The second largest of the Seven Sisters stands at 206 meters tall with 34 levels. It was designed by Arkadi Mordvinow and Vyacheslav Oltarzhevsky. Upon its completion on May 25, 1957, it was Europe’s largest hotel with a capacity for 1,630 people. An observation deck was opened at the top of the hotel in 2004 and it is said that from there one can see all the way to the city’s outskirts on a clear day. It also has a very unique fire-safety system: in the event of a fire, a chute on the outside of the building is opened which allows guests to slide down to safety. The chute is made of kapron, a material similar to nylon, and can hold up to 10 people at a time.
After the collapse of the USSR, the Hotel Ukraina fell into disrepair. It was later, however, purchased by Radisson Hotels. It was closed in 2007 for renovation and reopened in 2010 with two names. It is now still called the “Hotel Ukraine” but also is marketed by Raddison as the “Radisson Royal Hotel.”
Kotelnicheskaya Embankment Building
Жилой дом на Котельнической набережной
Where the Moskva River meets the Yauza River stands the sprawling Kotelnicheskaya Embankment Building.
Designed by Dmitri Chechvlin and Andrei Rostkovsky, the building is 176 meters high with 32 floors, 26 of which are for apartments and the rest for offices and utilities. While the main building was intended as an elite housing project, it was soon turned into “komunalki,” or multi-family living areas in which multiple families were settled in the large apartments. The building is also used for meteorological observations and houses equipment used for weather research.
Red Gates Administrative Building
на площади Красных Ворот

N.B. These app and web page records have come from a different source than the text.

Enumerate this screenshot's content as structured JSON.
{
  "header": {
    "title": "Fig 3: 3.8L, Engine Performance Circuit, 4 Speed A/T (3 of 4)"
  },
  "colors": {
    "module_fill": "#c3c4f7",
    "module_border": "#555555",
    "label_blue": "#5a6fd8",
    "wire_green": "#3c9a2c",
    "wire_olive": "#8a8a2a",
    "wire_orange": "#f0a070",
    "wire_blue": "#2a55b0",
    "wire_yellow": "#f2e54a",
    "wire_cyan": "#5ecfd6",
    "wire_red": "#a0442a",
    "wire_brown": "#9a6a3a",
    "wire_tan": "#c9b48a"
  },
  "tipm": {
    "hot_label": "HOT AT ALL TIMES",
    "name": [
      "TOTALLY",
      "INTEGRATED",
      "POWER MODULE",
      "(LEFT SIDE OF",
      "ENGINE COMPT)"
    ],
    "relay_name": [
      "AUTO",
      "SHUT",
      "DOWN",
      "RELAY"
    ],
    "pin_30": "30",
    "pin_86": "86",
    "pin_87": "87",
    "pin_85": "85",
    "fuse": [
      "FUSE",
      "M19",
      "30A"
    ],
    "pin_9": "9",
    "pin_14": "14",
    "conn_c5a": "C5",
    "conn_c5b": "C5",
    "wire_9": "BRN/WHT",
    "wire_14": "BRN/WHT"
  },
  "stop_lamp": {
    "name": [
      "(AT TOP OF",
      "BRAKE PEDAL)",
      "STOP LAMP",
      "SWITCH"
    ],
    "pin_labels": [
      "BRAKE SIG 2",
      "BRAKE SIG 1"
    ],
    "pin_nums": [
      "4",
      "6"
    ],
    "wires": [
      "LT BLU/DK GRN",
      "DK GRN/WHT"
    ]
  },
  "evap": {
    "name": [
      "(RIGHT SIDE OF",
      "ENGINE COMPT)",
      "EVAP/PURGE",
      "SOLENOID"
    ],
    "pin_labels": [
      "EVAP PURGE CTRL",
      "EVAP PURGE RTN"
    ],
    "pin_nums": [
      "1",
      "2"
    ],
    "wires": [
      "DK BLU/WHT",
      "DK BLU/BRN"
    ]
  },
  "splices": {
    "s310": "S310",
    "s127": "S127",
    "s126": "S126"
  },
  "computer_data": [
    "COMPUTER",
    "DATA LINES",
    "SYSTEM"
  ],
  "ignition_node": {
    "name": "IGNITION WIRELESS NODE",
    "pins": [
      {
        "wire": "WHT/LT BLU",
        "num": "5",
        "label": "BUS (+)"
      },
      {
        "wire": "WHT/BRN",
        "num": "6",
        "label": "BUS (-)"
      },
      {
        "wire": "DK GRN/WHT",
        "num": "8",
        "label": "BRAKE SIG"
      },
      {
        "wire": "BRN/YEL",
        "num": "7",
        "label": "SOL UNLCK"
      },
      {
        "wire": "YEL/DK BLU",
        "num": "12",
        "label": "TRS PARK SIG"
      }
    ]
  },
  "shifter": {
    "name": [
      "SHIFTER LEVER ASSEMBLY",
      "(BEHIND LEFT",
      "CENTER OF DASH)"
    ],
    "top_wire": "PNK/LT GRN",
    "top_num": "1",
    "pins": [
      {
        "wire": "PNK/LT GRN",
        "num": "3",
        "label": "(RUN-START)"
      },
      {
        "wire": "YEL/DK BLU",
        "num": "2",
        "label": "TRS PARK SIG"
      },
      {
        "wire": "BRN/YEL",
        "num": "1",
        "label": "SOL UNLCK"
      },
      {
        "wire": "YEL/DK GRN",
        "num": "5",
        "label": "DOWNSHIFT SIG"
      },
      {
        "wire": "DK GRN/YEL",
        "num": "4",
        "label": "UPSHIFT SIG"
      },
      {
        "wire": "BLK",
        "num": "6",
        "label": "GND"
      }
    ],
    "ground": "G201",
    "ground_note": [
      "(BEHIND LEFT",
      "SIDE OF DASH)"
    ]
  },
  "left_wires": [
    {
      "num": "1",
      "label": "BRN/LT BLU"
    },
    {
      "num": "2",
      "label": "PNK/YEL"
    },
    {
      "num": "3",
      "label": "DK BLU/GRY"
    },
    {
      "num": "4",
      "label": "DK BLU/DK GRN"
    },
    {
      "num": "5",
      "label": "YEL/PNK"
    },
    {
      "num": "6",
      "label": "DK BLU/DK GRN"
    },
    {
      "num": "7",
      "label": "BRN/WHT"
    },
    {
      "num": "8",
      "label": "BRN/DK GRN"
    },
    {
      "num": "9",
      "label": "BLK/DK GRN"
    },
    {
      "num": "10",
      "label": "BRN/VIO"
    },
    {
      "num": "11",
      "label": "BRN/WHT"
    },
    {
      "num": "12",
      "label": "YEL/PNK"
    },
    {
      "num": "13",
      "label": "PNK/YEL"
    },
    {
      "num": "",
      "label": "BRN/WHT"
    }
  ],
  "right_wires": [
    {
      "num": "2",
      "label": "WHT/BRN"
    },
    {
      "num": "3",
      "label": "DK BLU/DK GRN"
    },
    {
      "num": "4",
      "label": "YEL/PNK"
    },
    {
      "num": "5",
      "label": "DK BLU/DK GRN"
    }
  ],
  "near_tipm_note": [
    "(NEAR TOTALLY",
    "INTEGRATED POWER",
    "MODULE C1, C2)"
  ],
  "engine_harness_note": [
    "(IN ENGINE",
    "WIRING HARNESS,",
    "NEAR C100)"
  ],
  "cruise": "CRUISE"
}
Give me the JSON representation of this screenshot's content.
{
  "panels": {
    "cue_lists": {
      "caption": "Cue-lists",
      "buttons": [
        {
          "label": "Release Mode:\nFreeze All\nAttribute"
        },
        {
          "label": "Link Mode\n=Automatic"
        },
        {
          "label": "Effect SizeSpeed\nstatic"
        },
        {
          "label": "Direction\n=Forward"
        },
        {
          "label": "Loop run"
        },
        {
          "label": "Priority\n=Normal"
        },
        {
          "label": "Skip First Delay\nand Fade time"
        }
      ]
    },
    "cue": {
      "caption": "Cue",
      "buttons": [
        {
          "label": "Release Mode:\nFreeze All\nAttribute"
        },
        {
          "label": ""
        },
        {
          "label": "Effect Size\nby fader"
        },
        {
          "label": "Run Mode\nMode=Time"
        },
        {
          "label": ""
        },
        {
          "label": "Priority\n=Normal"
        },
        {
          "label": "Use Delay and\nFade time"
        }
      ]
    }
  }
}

The smallest of the Seven Sisters stands at 133 meters with 24 levels. Designed by Alexei Dushkin, designer of some of Moscow’s most impressive metro stations such as Mayakovskaya and Kropotkinskaya, the building was completed in 1953 and houses administrative offices and apartments. Its right wing houses one of the two vestibules of the Metro station Krasniye Vorota as well as retail shopping space; a children’s daycare center is located in the left wing.
Visitors to the Red Gates Administrative Building will notice that the building is tilted to one side. This is not an optical illusion. The building was constructed with its frame tilted to one side to compensate for the frozen soil below. When the soil thawed, the building settled down but not enough to make it perfectly upright.
Kudrinskaya Square Building
Жилой дом на Кудринской площади
Designed by Mikhail Posokin and Ashot Mndoyants, the Kudrinskaya Square Building was intended to house apartments for Soviet cultural leaders.
Its apartments were elegant and the four corners were designed to hold “food palaces” that would be open to all. However, upon the collapse of the Soviet Union in 1991, this 160 meter high, 22-storied building fell into disrepair. The shops deteriorated and the high-class apartments became cramped one-room units. Today, parts of the building are being repaired and hold stores and restaurants that largely strive to mirror and market the building’s former glory.
Located near the US embassy, it is reported that residents of the top two floors of the Kudrinskaya Square building were evicted durring the embassy’s construction. These floors were then used to house KGB monitoring equipment to eavesdrop on the embassy’s activities.
About the Author
Hannah Chapman majored in Russian Studies at Stetson University. She spent spring semester, 2009 studying abroad with The School of Russian and Asian Studies in Moscow on the Translate Abroad Program. She hopes to eventually go into international business or government.